Wednesday, July 30, 2008

Anti-Military Activists Seek Access To Schools

My sense is that these activists often use disinformation campaigns that rival what they claim military recruiters use. They're certainly not "fair and balanced" in their information. Just as an example from their web site:

How to get out of JROTC classes
Maybe you heard from a friend that JROTC was really fun, that you get to go on trips and do special stuff. So you told your Counselor that you wanted to be enrolled into JROTC. But once you got in, you found out it wasn’t like that at all...If you are stuck in a JROTC class and cannot change classes you may want to ask the JROTC instructor about why you are studying war and killing.

They study war and killing and JROTC? Most interesting.

I love this so-called lesson plan by these kooks in which students are supposed to "research" JROTC and then write a letter to the school board asking them either to maintain or eliminate JROTC. Information about and against (not for and against) JROTC is given. This is the only information given in the "against" section:

JROTC does not encourage critical thinking, for it teaches students to march, obey, and blindly follow the leader. Why do we have classes in "marksmanship" when guns are not tolerated at school? The purpose of the program is not to instill leadership, but to recruit front-line soldiers of
color for serial warfare. JROTC sets low expectations in poor communities.


All the "about" information came from Mother Jones Magazine. Clearly they expect teachers to promote their propaganda in the classroom.

Propaganda techniques include:
patriotic flag-waving, glittering generalities, intentional vagueness, oversimplification of complex issues, rationalization, introducing unrelated red herring issues, using appealing, simple slogans, stereotyping, testimonials from authority figures or celebrities, unstated assumptions, and encouraging readers or viewers to "jump on the bandwagon" of a particular ideology.

Except for the "patriotic" part, I see a lot of their definition of propaganda on their own site--and on the left in general.

Expect more anti-American, anti-military activism in our schools during the next Congress, currently predicted to be even more liberal than the current one. The Obamessiah will not help in this matter, either.

Update, 8/11/08: I just learned today that CAMS, the organization discussed above, was created by the Los Angeles teachers union. Who says so? Their own web site.

And notice this professional, unbiased quote from that web site:

Teachers from other districts interested in protecting students from military predators should use their own unions for leverage. Contact your union, start a Human Rights Committee, and write a resolution like the one below.


Predators. Is this how you want your child's teachers to refer to soldiers? Is this the kind of person you want teaching your children? Does this sound like someone who presents unbiased, factual information?

But Darren, you say, you do the same thing. I do not. I make it clear when I state personal opinions. I'm very open and honest about my political proclivities. I don't hide behind a veneer of dispassionate balance while I indoctrinate my students to how I think they should think.

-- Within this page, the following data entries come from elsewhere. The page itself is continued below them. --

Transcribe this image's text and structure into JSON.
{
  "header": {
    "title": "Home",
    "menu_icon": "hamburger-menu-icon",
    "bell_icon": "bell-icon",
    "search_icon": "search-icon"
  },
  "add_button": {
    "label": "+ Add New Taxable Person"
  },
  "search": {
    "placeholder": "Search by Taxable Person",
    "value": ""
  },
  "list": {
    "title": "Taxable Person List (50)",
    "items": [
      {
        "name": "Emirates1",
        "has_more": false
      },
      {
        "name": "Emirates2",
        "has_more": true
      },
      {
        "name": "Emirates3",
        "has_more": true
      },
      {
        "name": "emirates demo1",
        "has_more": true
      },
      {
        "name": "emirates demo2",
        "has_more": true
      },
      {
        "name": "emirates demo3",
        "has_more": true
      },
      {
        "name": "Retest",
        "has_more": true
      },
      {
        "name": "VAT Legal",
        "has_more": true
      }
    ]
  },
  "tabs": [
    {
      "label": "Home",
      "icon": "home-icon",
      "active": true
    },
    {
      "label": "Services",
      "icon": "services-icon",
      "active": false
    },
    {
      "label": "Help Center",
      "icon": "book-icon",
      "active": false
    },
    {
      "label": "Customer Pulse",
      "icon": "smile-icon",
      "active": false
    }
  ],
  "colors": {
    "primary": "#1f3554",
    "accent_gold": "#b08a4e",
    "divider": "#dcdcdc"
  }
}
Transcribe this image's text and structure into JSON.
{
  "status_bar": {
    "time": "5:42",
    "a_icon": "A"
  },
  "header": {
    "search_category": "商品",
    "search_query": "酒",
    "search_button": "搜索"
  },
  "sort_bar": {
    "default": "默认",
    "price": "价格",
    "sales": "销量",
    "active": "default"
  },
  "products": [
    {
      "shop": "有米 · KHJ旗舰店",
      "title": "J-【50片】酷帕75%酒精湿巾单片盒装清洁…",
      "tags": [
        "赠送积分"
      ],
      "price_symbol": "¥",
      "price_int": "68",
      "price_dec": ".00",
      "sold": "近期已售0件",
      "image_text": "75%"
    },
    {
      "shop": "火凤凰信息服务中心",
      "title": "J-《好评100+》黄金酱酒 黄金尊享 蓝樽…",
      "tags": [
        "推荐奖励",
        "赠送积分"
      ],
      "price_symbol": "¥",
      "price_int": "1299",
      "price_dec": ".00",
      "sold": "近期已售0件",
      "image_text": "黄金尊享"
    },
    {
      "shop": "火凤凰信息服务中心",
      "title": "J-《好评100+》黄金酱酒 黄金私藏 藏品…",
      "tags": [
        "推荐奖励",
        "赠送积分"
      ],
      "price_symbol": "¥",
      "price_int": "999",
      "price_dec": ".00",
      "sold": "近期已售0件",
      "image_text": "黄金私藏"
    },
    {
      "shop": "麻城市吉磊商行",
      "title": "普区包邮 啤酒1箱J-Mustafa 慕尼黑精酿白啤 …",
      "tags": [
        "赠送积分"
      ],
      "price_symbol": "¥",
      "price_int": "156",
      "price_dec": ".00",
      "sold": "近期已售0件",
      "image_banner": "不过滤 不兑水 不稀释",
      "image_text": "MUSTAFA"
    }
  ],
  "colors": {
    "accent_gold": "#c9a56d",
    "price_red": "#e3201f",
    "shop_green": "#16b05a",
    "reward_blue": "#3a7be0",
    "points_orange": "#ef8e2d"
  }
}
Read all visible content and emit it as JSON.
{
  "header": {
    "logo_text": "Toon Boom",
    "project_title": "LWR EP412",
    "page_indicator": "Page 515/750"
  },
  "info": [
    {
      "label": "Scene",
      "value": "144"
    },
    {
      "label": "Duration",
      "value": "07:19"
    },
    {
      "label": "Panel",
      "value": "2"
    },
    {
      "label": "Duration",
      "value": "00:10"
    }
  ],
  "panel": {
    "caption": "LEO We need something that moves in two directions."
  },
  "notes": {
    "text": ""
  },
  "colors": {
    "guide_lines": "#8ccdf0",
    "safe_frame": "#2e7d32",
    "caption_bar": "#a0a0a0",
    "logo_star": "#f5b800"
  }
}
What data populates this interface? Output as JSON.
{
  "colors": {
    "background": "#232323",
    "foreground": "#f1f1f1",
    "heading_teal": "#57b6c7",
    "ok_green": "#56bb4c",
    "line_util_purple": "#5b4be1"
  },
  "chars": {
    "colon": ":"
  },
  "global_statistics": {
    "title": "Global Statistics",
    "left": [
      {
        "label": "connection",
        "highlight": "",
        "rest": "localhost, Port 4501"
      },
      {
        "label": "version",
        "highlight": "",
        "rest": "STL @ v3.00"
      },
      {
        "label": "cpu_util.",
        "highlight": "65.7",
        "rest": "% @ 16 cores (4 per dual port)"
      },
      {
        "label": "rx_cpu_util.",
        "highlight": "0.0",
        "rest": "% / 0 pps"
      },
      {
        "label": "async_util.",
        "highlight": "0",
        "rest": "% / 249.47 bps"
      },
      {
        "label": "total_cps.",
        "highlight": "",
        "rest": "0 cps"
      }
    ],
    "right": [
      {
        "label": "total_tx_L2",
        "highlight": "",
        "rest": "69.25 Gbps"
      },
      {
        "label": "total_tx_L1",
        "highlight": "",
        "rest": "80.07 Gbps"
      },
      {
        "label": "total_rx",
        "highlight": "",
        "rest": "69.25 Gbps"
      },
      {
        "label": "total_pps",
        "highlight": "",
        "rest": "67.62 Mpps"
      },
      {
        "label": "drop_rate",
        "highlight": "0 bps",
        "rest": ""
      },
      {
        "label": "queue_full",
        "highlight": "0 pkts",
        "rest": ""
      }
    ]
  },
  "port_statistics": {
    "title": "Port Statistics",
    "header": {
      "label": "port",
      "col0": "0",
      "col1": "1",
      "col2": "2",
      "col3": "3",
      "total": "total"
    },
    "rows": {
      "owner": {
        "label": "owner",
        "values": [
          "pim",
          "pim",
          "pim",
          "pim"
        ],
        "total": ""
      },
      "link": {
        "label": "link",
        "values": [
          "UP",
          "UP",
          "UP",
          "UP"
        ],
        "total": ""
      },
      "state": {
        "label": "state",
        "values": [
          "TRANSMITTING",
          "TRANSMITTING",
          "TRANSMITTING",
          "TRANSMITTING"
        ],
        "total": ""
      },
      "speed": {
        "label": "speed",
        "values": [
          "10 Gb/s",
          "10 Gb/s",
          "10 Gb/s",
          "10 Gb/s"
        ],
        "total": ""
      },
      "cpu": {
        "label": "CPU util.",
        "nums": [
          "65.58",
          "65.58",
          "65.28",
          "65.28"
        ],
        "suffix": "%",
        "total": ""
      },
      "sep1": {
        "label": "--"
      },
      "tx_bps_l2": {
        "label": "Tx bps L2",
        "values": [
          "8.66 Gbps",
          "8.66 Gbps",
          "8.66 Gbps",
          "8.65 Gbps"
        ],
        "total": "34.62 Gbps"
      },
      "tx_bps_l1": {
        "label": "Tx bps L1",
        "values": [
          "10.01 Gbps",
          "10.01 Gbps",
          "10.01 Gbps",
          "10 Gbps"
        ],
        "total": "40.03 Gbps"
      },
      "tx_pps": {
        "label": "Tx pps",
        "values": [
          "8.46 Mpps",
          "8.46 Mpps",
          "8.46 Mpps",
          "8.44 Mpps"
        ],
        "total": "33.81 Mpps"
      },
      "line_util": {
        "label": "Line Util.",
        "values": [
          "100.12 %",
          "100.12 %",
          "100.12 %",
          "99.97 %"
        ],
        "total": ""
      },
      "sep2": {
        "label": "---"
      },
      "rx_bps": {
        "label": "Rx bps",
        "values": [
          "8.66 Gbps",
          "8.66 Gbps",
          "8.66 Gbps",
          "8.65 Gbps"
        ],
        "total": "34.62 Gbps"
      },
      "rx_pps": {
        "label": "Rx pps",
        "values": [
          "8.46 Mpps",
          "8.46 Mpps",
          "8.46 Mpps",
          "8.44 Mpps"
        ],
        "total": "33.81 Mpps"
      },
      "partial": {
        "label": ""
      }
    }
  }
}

And I certainly don't demonize those students who disagree with me. In fact, oddly enough, I stay in touch with at least as many of my leftie former students as I do with those who agreed with me. I practice diversity, I don't just talk about it.

I am not at all like these people who say they're against propaganda yet practice it. I am not at all like these people who say they "support the troops but not the war" but refer to troops as predators. I am not at all like these people who preach peace, harmony, and tolerance, but vilify those with whom they disagree.

"People who bite the hand that feeds them usually lick the boot that kicks them."--Eric Hoffer

I do not support these liberal fascists, not at all.

6 comments:

Dr Pezz said...

Do you equate anti-American with anti-military (or just critical of the military)?

I see both sides of this debate using similar techniques when trying to reach kids, so I was just curious.

allen (in Michigan) said...

> but to recruit front-line soldiers of
color for serial warfare.

What's "serial" warfare? Maybe some conflation with "serial killer"?

I suppose when you're selling a product rather then educating the important thing is to make the sale. It doesn't matter all that much, on the evidence, whether the sales pitch makes sense as long as it sells.

Darren said...

When I wrote that, I knew someone would ask. Just didn't think it would be you.

Anti-American isn't necessarily anti-military, as there are plenty of people, our own included, who are anti-American and want someone else's military to defeat us.

The people I've written about in this post are both, however, in my not so humble opinion.

Darren said...

Interestingly enough, "soldiers of color" are less likely than "melanin-challenged" soldiers to be in direct combat roles. Been that way for many years.

Quincy said...

I get a kick out of ignorant lefties going after JROTC for what they think it is. I was in the program for four years in high school, and it teaches both discipline *and* leadership by putting cadets on both sides of the equation. If these people actually took the time to learn about the program, they'd know that.

To think, this "CAMS" group was created with dues coerced from teachers by the force of law. What is this state coming to?

Frances said...

Since these programs aren't confined at all within military academies, some misconceptions about the lesson are bound to come out, especially from those who oppose this kind of education.